Among the deaths, 94% were accidental. In other words, whatever the reasons for use, it was not the intention of the user to die by drug-induced suicide.

"The National Union is committed to the health and safety of public services workers on the front lines of this poison drug epidemic, " said Larry Brown,  NUPGE President. "With that in mind, we are committed to understanding this crisis, and urging governments to do something about it."

NUPGE members are on the front lines

NUPGE members are on the front lines of this poison drug crisis: a wide range of health professionals and justice workers represented by NUPGE are eye-witnesses to the unfolding crisis.

“NUPGE workers did their jobs with dedication, and at risk of great personal harm.” said Brown. “They had no option to work at home, so they risked exposure to COVID-19 every time they went to work.”

In every NUPGE component province, workers in a number of sectors have been warning us since at least 2016 about the poison drug crisis. These dedicated professionals include paramedics/emergency medical responders, corrections workers, mental health and addictions workers, hospital workers, and community health care professionals.

In BC, members of the Health Sciences Association of BC (HSABC/NUPGE) working as nurses were among the first to notice that COVID-19 was exacerbating the problem of drug toxicity deaths.

Members of the BC Government and Service Employees Union (BCGEU/NUPGE) working in addictions recovery reported an increase in citizens seeking support for substance misuse regarding opioids. Members working in shelter and supportive services have seen a substantial increase of overdoes due to opioid use.

In Ontario, the Ontario Public Service Employees Union (OPSEU/NUPGE) mental health and addictions members working in public hospitals, like CAMH, and in community mental and addiction health agencies were the first to sound the alarm on surging overdose cases and the hazards of Fentanyl for workers. 

In Alberta, the Alberta Health Science Association (HSAA/NUPGE) members working as mental health and addictions counsellors were among the first to warn us that reduced community services, reduced access to detox and other treatments, and a lack of mental health care are major contributors to opioid-related deaths.

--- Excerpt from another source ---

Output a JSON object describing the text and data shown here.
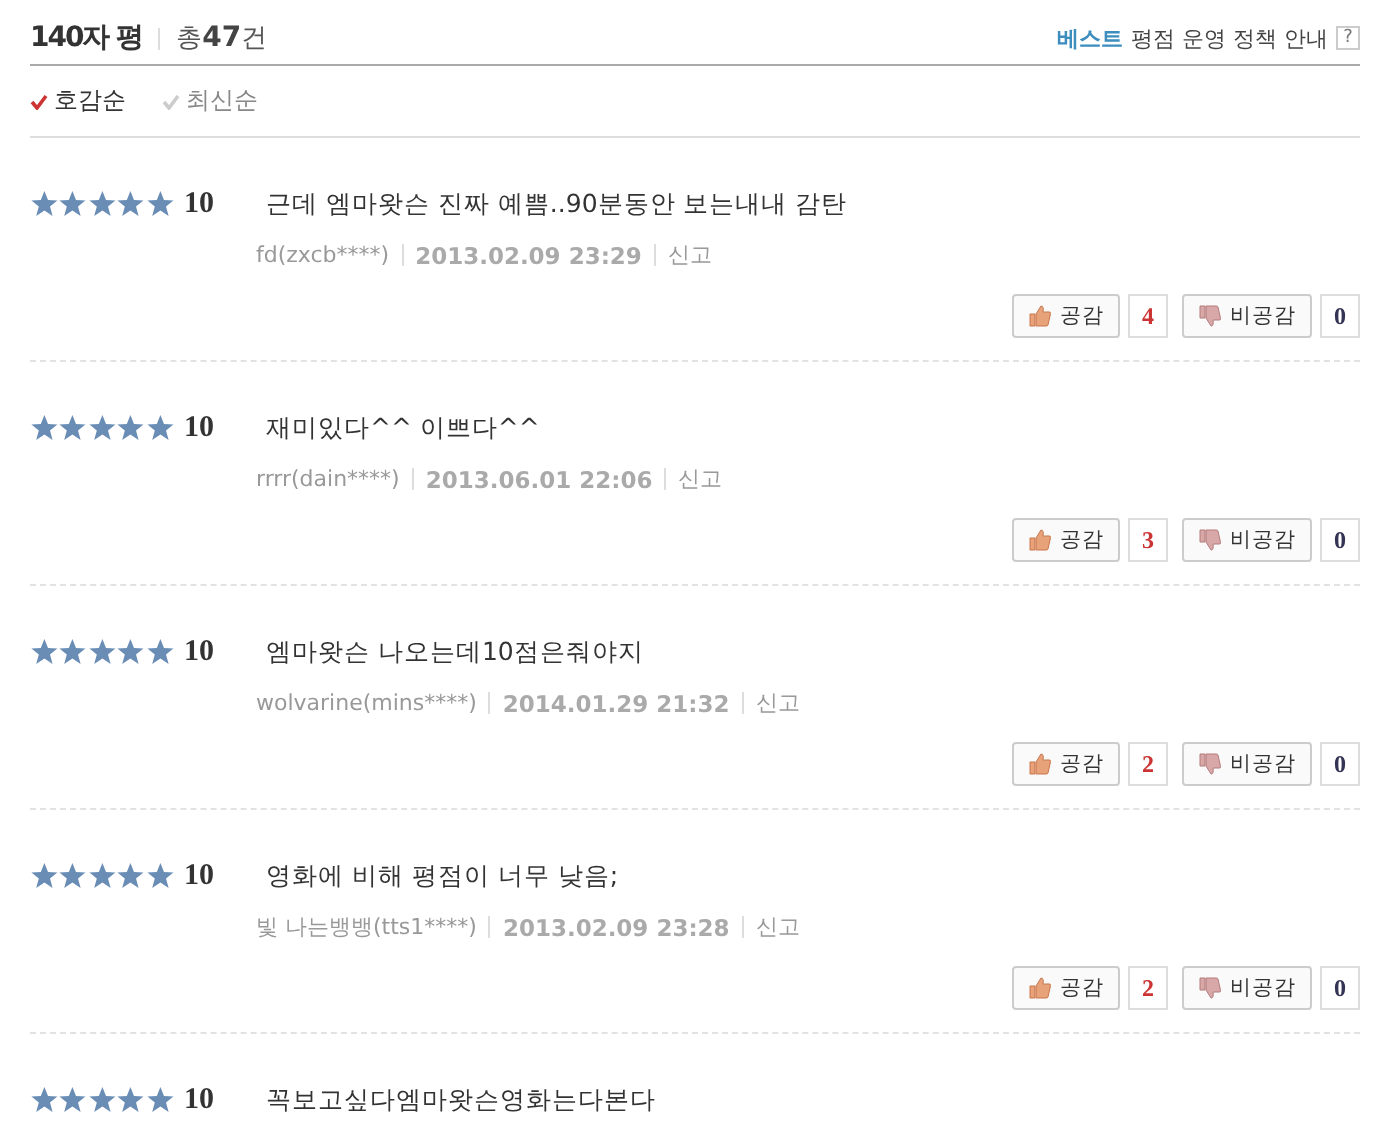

The New Brunswick Union (NBU/NUPGE) members in hospitals and social services, including social workers, reported seeing the increase throughout the province.

What's different from 2010? Poison illicit drugs

This is not the same opioid crisis as 10 years ago. In 2010, in provinces like Newfoundland & Labrador, and Saskatchewan, the leading cause of death was prescription opioids like Hydromorphone, Methadone, Morphine, and Oxycodone, and to a less extent Codeine. In 2020, the leading ingredient is non-prescription fentanyl that is combined with stimulants like Methamphetamine.

The problem in 2010 was prescriptions, and the primary culprits were pharmaceutical companies and governments who served them by turning a blind eye.

Today prescription-dependency is still a problem needing urgent public attention. But the bigger problem is a cocktail of poison illicit drugs: non-pharmaceutical, non-prescription, bootleg opioids of highly dubious content, mixed with stimulants.

Solution: A health approach

Because the problem today is a cocktail of non-pharmaceuticals and stimulants, the solutions are more complicated than before: we still need legislation to nationalize or strictly regulate the production of pharmaceutical drugs. And we still need accountability from pharmaceutical companies for flooding the country with cheap accessible pain killers. But we need to do other things.

Today, there is growing recognition that what is needed to save lives is a health approach rather than a crime and punishment one. This means better social services like affordable housing. Services and support for mental injury and mental health. Agencies to reach people at elevated risk, and better addictions treatment.

A health approach also means a legal pharmaceutical supply administered under safe medical conditions.

Mon, 03/29/2021 - 12:41 pm


The National Union of Public and General Employees (NUPGE) is one of Canada's largest labour organizations with over 390,000 members. Our mission is to improve the lives of working families and to build a stronger Canada by ensuring our common wealth is used for the common good. — NUPGE